TO DO »
Which lines below mention "will"? Pick each one out.

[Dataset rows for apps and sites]
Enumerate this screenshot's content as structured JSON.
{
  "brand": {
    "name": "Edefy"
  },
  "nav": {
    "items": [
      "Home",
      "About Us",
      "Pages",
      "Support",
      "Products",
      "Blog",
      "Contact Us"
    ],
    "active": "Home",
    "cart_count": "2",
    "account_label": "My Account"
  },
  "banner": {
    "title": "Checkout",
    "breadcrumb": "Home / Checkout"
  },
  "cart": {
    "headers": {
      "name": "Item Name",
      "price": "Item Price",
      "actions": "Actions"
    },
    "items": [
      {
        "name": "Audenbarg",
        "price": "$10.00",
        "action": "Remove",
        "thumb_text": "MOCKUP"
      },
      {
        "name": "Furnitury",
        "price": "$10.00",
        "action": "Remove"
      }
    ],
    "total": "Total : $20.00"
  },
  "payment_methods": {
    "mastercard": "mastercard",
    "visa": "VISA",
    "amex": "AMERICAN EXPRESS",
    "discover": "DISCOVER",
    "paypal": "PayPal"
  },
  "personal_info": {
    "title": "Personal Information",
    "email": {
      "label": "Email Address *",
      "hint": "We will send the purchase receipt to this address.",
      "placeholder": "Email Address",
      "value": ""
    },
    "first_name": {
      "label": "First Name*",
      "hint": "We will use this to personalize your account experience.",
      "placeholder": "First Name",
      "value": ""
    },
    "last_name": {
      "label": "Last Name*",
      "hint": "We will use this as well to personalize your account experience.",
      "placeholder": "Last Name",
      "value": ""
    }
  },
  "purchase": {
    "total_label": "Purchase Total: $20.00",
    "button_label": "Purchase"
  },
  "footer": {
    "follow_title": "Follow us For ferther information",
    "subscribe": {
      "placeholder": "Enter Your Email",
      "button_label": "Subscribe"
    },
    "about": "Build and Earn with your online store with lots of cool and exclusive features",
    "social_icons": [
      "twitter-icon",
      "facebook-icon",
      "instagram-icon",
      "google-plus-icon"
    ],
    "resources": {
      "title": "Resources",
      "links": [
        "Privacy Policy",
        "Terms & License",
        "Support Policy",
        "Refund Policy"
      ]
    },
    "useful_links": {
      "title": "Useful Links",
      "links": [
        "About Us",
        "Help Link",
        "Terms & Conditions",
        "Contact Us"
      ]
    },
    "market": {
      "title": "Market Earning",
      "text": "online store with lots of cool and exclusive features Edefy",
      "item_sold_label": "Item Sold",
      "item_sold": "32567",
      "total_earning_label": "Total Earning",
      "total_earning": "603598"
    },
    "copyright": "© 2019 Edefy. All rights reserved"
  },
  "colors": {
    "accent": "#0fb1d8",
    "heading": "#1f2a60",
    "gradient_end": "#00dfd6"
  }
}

SOLUTION TO THE PROBLEM »
      "hint": "We will send the purchase receipt to this address.",
      "hint": "We will use this to personalize your account experience.",
      "hint": "We will use this as well to personalize your account experience.",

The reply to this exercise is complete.